[Opening DATASET RECORDS section]
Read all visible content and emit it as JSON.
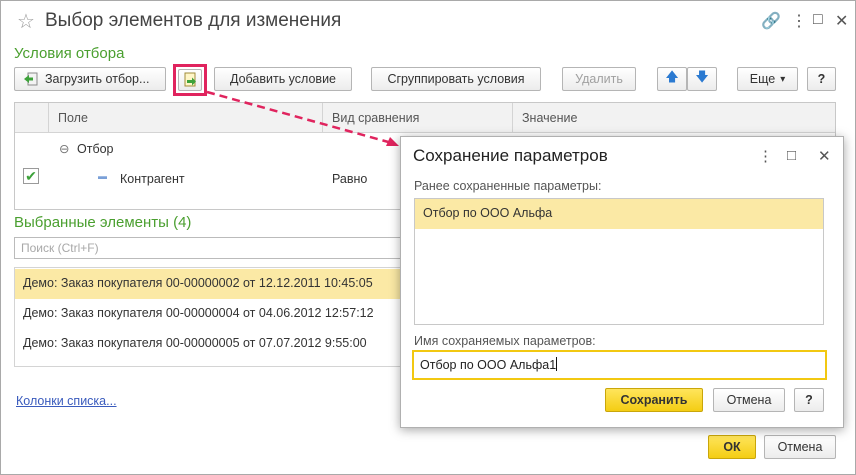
{
  "window": {
    "title": "Выбор элементов для изменения",
    "controls": {
      "link": "🔗",
      "menu": "⋮",
      "maximize": "□",
      "close": "✕"
    }
  },
  "conditions": {
    "title": "Условия отбора",
    "toolbar": {
      "load_label": "Загрузить отбор...",
      "add_label": "Добавить условие",
      "group_label": "Сгруппировать условия",
      "delete_label": "Удалить",
      "up": "🡅",
      "down": "🡇",
      "more_label": "Еще",
      "more_arrow": "▾",
      "help_label": "?"
    },
    "columns": [
      "Поле",
      "Вид сравнения",
      "Значение"
    ],
    "rows": [
      {
        "expander": "⊖",
        "field": "Отбор"
      },
      {
        "checked": "✔",
        "dash": "▬",
        "field": "Контрагент",
        "comparison": "Равно"
      }
    ]
  },
  "selected": {
    "title": "Выбранные элементы (4)",
    "search_placeholder": "Поиск (Ctrl+F)",
    "items": [
      "Демо: Заказ покупателя 00-00000002 от 12.12.2011 10:45:05",
      "Демо: Заказ покупателя 00-00000004 от 04.06.2012 12:57:12",
      "Демо: Заказ покупателя 00-00000005 от 07.07.2012 9:55:00"
    ]
  },
  "columns_link": "Колонки списка...",
  "footer": {
    "ok_label": "ОК",
    "cancel_label": "Отмена"
  },
  "dialog": {
    "title": "Сохранение параметров",
    "controls": {
      "menu": "⋮",
      "maximize": "□",
      "close": "✕"
    },
    "saved_label": "Ранее сохраненные параметры:",
    "saved_items": [
      "Отбор по ООО Альфа"
    ],
    "name_label": "Имя сохраняемых параметров:",
    "name_value": "Отбор по ООО Альфа1",
    "save_label": "Сохранить",
    "cancel_label": "Отмена",
    "help_label": "?"
  },
  "colors": {
    "accent_green": "#4a9f2f",
    "highlight_pink": "#e0245e",
    "selection_yellow": "#fbe9a5",
    "button_yellow": "#f4cd13"
  }
}
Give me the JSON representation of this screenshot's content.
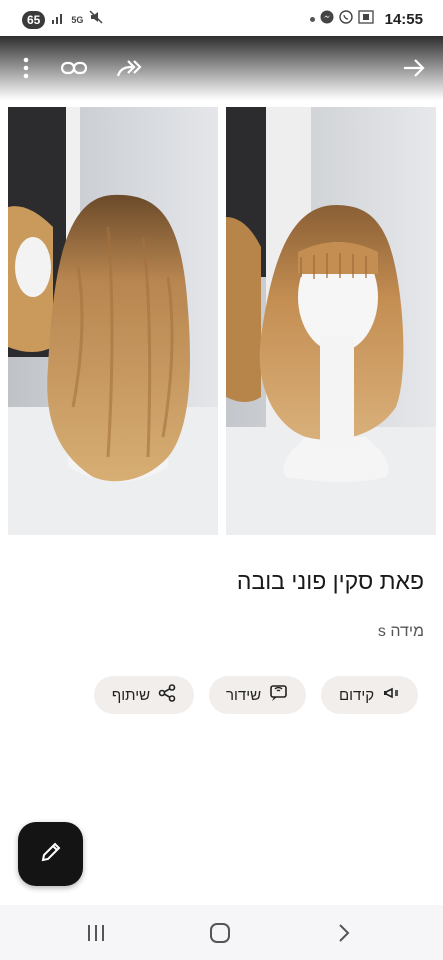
{
  "status_bar": {
    "badge": "65",
    "network": "5G",
    "time": "14:55"
  },
  "toolbar": {
    "icons": [
      "more-vert-icon",
      "link-icon",
      "share-forward-icon",
      "back-arrow-icon"
    ]
  },
  "product": {
    "title": "פאת סקין פוני בובה",
    "size_label": "מידה s"
  },
  "actions": [
    {
      "label": "קידום",
      "icon": "megaphone-icon"
    },
    {
      "label": "שידור",
      "icon": "broadcast-icon"
    },
    {
      "label": "שיתוף",
      "icon": "share-icon"
    }
  ],
  "fab": {
    "icon": "edit-pencil-icon"
  },
  "nav": {
    "icons": [
      "recents-icon",
      "home-icon",
      "back-icon"
    ]
  },
  "colors": {
    "chip_bg": "#f1eeec",
    "fab_bg": "#141414",
    "hair": "#c99a5b"
  }
}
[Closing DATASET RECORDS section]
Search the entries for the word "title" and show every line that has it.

● **ANSWER AREA**:
    "title": "Выбор элементов для изменения",
    "title": "Условия отбора",
    "title": "Выбранные элементы (4)",
    "title": "Сохранение параметров",
    "title": "פאת סקין פוני בובה",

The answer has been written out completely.